"You're very beautiful," the man on the corner commented as I walked by.
His voice was calm; he might not have meant any harm. But he was just one of many men to have offered their unsolicited opinions on my appearance over the past week, one of whom had stepped into my path and gotten in my face as he delivered his creepy line. I had had enough.
I turned toward him, furrowed my brow and said with irritation, "I don't want your opinion."
"Oh, okay," I heard him say in a sarcastic voice as I turned around. "Well, then have a nice day!" he yelled after me as I started to cross the street. His voice grew louder as I got further away. "Actually, don't have a nice day! Also, YOU'RE UGLY!"
I stared straight ahead and walked resolutely toward the elevated rail station, but my heart rate was up. He sounded unstable, and his disproportionate fury told me that this was not a person in control of himself. I didn't want to become the target of his pent-up aggression about who knows what.
As I sat down on the train, I took a few deep breaths to calm myself down, but I couldn't help replaying the scene in my mind, thinking of what I would have liked to say to him.
But of course, now I had been reminded of why I rarely did respond--because these were unpredictable strangers, and it wasn't worth putting myself in further danger in order to speak my mind. Realistically, a short, reactive confrontation like that was unlikely to change deep-seated patterns of sexist behavior or a man's lack of respect for women. And if men twice my age really thought that their lascivious stares or pronouncements were doing me a favor, then there was more confusion there than I usually had time to sort out on my sidewalk commute to somewhere else.
Still, it doesn't always happen like that. Days later, just a couple blocks away from Tantrum Man, an older man weighed in on my appearance as I made my way home from the grocery store.
I could feel his eyes on me as he began: "What a lovely, beautiful--"
"I'm not interested in your opinion. Thanks." This time I smiled calmly and said this in a neutral voice.
I was not amused to find that he was still walking behind me a block later. He caught up to me as I was waiting to cross a busy intersection.
"Here it is a lovely, beautiful day, and you got your panties in a wad for no good reason," he said as he walked up to stand beside me on the curb. His tone wasn't hostile, but the words were demeaning. (Basic human respect tip: conjecturing on the state of a stranger's underwear is NEVER an appropriate conversation opener.)

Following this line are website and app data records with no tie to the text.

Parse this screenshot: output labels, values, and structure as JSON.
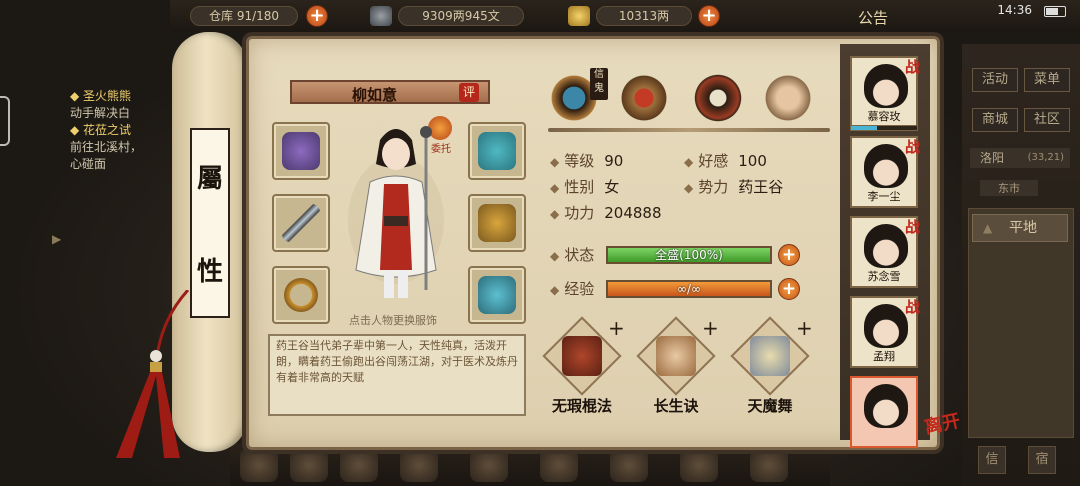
{
  "top_bar": {
    "storage_label": "仓库",
    "storage_count": "91/180",
    "money": "9309两945文",
    "silver": "10313两",
    "announcement": "公告",
    "time": "14:36"
  },
  "quests": [
    {
      "title": "圣火熊熊",
      "desc": "动手解决白"
    },
    {
      "title": "花莅之试",
      "desc": "前往北溪村，\n心碰面"
    }
  ],
  "scroll": {
    "title_top": "屬",
    "title_bottom": "性"
  },
  "character": {
    "name": "柳如意",
    "rate_badge": "评",
    "entrust_label": "委托",
    "hint": "点击人物更换服饰",
    "bio": "药王谷当代弟子辈中第一人，天性纯真，活泼开朗，瞒着药王偷跑出谷闯荡江湖，对于医术及炼丹有着非常高的天赋"
  },
  "top_icons": [
    "backpack-icon",
    "hat-icon",
    "taiji-icon",
    "meridian-figure-icon"
  ],
  "faith_label": "信\n鬼",
  "stats": {
    "level_label": "等级",
    "level": "90",
    "favor_label": "好感",
    "favor": "100",
    "gender_label": "性别",
    "gender": "女",
    "faction_label": "势力",
    "faction": "药王谷",
    "power_label": "功力",
    "power": "204888"
  },
  "bars": {
    "status_label": "状态",
    "status_text": "全盛(100%)",
    "status_fraction": 1.0,
    "exp_label": "经验",
    "exp_text": "∞/∞",
    "exp_fraction": 1.0
  },
  "skills": [
    {
      "name": "无瑕棍法",
      "plus": "+"
    },
    {
      "name": "长生诀",
      "plus": "+"
    },
    {
      "name": "天魔舞",
      "plus": "+"
    }
  ],
  "party": {
    "battle_tag": "战",
    "members": [
      "慕容玫",
      "李一尘",
      "苏念雪",
      "孟翔",
      ""
    ],
    "leave_label": "离开"
  },
  "right_menu": {
    "buttons": [
      "活动",
      "菜单",
      "商城",
      "社区"
    ],
    "location": "洛阳",
    "coords": "(33,21)",
    "sub_location": "东市",
    "terrain": "平地",
    "bottom_buttons": [
      "信",
      "宿"
    ]
  },
  "colors": {
    "status_bar": "#52b83a",
    "exp_bar": "#e27c26",
    "accent_red": "#c0241a",
    "parchment": "#e2d5b6"
  }
}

I inhaled slowly. "The reason I'm upset," I told him, "Is because I can't walk around here a single day without some guy commenting on my appearance, and I just want--"

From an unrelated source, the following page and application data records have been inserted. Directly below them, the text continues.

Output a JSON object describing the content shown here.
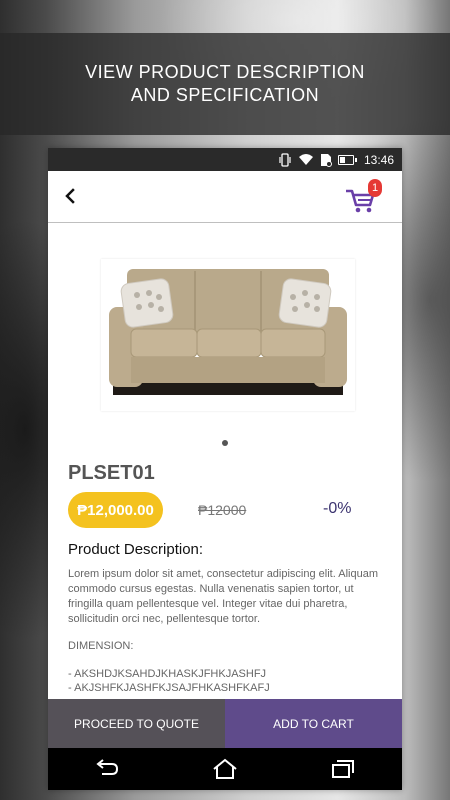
{
  "banner": {
    "line1": "VIEW PRODUCT DESCRIPTION",
    "line2": "AND SPECIFICATION"
  },
  "status_bar": {
    "time": "13:46",
    "icons": [
      "vibrate-icon",
      "wifi-icon",
      "sim-icon",
      "battery-icon"
    ]
  },
  "header": {
    "back_icon": "back-arrow-icon",
    "cart_icon": "shopping-cart-icon",
    "cart_count": "1",
    "accent_color": "#6a3fa8"
  },
  "product": {
    "image": "sofa-image",
    "code": "PLSET01",
    "price": "₱12,000.00",
    "old_price": "₱12000",
    "discount": "-0%",
    "price_color": "#f4c21f"
  },
  "description": {
    "title": "Product Description:",
    "body": "Lorem ipsum dolor sit amet, consectetur adipiscing elit. Aliquam commodo cursus egestas. Nulla venenatis sapien tortor, ut fringilla quam pellentesque vel. Integer vitae dui pharetra, sollicitudin orci nec, pellentesque tortor.",
    "dimension_label": "DIMENSION:",
    "dimensions": [
      "- AKSHDJKSAHDJKHASKJFHKJASHFJ",
      "- AKJSHFKJASHFKJSAJFHKASHFKAFJ"
    ]
  },
  "actions": {
    "quote_label": "PROCEED TO QUOTE",
    "cart_label": "ADD TO CART",
    "quote_color": "#555158",
    "cart_color": "#5f4b8b"
  },
  "navbar": {
    "icons": [
      "back-icon",
      "home-icon",
      "recent-apps-icon"
    ]
  }
}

"I was just trying to say hi."
"Well then just say hi. That would be fine." I explained that "compliments" like his were threatening because I never knew where they were headed or what he might say next. Plenty of guys went beyond "friendly" behavior.
"Like what do they say?" he asked as the light changed. "How unfriendly can they be?" He seemed genuinely perplexed by my concerns.
In the time it took us to cross the street, I told him how some of the men who have taken an interest in me on the street have been intimidating, or even violent. "You need to be aware of how women feel about your comments."
"Well, I appreciate that," he said as we stepped back onto the sidewalk. "Lesson learned. Have a nice day!" He turned to walk away with a genuinely friendly wave.
I continued down the sidewalk with a bemused smile, taken aback that he had listened respectfully and apparently been able to receive my point of view.
My experiences with street harassment have taught me two things. First, I am not responsible for controlling men's behavior. Often, getting out the situation as quickly as possible is the best thing for me to do.
And second, men are individuals who are capable of change. Despite the prevalence of rape culture, conversations like this one give me hope for a society in which men and women treat one another with dignity and respect as equals.
Ultimately, we are all looking for love and respect. I believe that one or both of these unmet needs have been at the root of every negative experience I have ever had with a stranger. Many of the men who catcall women on the street don't have any social skills in their repertoire for engaging with the opposite sex in a healthy way, and they act (or react) out of their own loneliness and pain.
This doesn't excuse the behavior, or make it any easier to deal with when I'm the target of their dysfunctional efforts at connection, but it does help me to understand it.
Working towards justice and speaking the truth are things that I am still learning to do in love instead of anger. It's easier to do when I remember that my enemies are not other human beings, but destructive behaviors and the belief systems that drive them. Behaviors, beliefs, and people can change.